[Web page and app entries]
┄┄┄┄┄┄┄┄┄┄

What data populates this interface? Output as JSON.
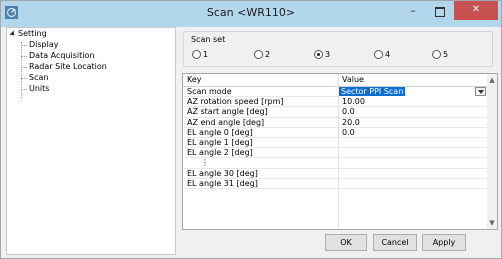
{
  "window": {
    "title": "Scan <WR110>",
    "minimize_glyph": "–",
    "close_glyph": "✕"
  },
  "tree": {
    "root": "Setting",
    "children": [
      "Display",
      "Data Acquisition",
      "Radar Site Location",
      "Scan",
      "Units"
    ]
  },
  "scan_set": {
    "label": "Scan set",
    "options": [
      "1",
      "2",
      "3",
      "4",
      "5"
    ],
    "selected": "3"
  },
  "grid": {
    "headers": {
      "key": "Key",
      "value": "Value"
    },
    "rows": [
      {
        "key": "Scan mode",
        "value": "Sector PPI Scan"
      },
      {
        "key": "AZ rotation speed [rpm]",
        "value": "10.00"
      },
      {
        "key": "AZ start angle [deg]",
        "value": "0.0"
      },
      {
        "key": "AZ end angle [deg]",
        "value": "20.0"
      },
      {
        "key": "EL angle 0 [deg]",
        "value": "0.0"
      },
      {
        "key": "EL angle 1 [deg]",
        "value": ""
      },
      {
        "key": "EL angle 2 [deg]",
        "value": ""
      },
      {
        "key": "⋮",
        "value": ""
      },
      {
        "key": "EL angle 30 [deg]",
        "value": ""
      },
      {
        "key": "EL angle 31 [deg]",
        "value": ""
      }
    ]
  },
  "buttons": {
    "ok": "OK",
    "cancel": "Cancel",
    "apply": "Apply"
  },
  "colors": {
    "titlebar": "#b2d7ec",
    "close": "#c75050",
    "selection": "#0b6fd1"
  }
}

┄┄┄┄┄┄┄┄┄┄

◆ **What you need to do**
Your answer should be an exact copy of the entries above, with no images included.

◆ **Response to this task**
What data populates this interface? Output as JSON.
{
  "window": {
    "title": "Scan <WR110>",
    "minimize_glyph": "–",
    "close_glyph": "✕"
  },
  "tree": {
    "root": "Setting",
    "children": [
      "Display",
      "Data Acquisition",
      "Radar Site Location",
      "Scan",
      "Units"
    ]
  },
  "scan_set": {
    "label": "Scan set",
    "options": [
      "1",
      "2",
      "3",
      "4",
      "5"
    ],
    "selected": "3"
  },
  "grid": {
    "headers": {
      "key": "Key",
      "value": "Value"
    },
    "rows": [
      {
        "key": "Scan mode",
        "value": "Sector PPI Scan"
      },
      {
        "key": "AZ rotation speed [rpm]",
        "value": "10.00"
      },
      {
        "key": "AZ start angle [deg]",
        "value": "0.0"
      },
      {
        "key": "AZ end angle [deg]",
        "value": "20.0"
      },
      {
        "key": "EL angle 0 [deg]",
        "value": "0.0"
      },
      {
        "key": "EL angle 1 [deg]",
        "value": ""
      },
      {
        "key": "EL angle 2 [deg]",
        "value": ""
      },
      {
        "key": "⋮",
        "value": ""
      },
      {
        "key": "EL angle 30 [deg]",
        "value": ""
      },
      {
        "key": "EL angle 31 [deg]",
        "value": ""
      }
    ]
  },
  "buttons": {
    "ok": "OK",
    "cancel": "Cancel",
    "apply": "Apply"
  },
  "colors": {
    "titlebar": "#b2d7ec",
    "close": "#c75050",
    "selection": "#0b6fd1"
  }
}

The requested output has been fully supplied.